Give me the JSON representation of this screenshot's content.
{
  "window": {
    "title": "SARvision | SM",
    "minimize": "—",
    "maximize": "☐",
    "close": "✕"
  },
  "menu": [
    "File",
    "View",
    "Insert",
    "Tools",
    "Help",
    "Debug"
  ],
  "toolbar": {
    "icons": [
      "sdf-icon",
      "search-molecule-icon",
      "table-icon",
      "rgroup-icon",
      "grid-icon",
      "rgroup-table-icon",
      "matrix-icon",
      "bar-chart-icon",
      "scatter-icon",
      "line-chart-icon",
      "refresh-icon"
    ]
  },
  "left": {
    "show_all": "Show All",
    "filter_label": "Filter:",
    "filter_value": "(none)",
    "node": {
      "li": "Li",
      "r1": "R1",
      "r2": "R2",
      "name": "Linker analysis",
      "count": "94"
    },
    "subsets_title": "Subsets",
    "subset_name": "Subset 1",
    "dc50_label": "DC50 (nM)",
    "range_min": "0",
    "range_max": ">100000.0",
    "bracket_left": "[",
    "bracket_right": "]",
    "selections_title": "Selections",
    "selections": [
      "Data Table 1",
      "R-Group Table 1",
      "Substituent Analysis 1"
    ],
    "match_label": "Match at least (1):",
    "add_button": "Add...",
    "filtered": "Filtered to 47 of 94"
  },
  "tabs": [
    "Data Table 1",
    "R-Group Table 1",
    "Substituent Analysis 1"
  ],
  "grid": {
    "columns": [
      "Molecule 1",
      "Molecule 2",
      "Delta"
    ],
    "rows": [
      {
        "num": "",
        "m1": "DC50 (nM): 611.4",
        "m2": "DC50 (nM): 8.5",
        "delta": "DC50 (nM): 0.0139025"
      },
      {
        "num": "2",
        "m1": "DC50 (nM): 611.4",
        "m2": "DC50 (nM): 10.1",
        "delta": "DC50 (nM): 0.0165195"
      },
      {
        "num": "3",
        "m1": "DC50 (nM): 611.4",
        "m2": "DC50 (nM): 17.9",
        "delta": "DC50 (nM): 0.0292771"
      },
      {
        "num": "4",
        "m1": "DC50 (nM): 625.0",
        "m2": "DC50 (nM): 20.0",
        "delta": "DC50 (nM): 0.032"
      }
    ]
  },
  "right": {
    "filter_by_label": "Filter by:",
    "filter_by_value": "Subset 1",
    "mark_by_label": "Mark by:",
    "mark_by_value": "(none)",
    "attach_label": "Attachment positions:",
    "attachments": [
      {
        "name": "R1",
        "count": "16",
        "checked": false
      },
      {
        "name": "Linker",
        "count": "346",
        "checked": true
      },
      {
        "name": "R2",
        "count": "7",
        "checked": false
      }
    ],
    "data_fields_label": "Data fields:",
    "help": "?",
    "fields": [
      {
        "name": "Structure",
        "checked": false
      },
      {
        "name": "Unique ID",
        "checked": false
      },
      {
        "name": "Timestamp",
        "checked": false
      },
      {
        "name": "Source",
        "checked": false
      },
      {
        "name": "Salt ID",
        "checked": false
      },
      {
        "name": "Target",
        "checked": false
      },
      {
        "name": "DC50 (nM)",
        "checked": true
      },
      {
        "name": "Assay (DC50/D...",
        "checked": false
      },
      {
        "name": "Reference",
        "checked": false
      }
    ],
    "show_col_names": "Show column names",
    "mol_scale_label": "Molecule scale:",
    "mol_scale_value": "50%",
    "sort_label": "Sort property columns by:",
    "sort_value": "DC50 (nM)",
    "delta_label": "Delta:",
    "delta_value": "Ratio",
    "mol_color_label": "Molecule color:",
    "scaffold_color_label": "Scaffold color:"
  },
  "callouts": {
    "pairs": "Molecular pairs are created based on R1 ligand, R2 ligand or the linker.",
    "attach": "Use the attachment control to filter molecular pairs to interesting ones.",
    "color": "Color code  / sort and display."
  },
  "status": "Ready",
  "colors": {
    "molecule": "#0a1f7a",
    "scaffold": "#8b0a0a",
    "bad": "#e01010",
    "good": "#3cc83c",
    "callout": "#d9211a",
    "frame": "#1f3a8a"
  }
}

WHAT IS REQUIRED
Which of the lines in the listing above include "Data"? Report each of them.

EXERCISE OUTPUT
      "Data Table 1",
    "Data Table 1",
    "data_fields_label": "Data fields:",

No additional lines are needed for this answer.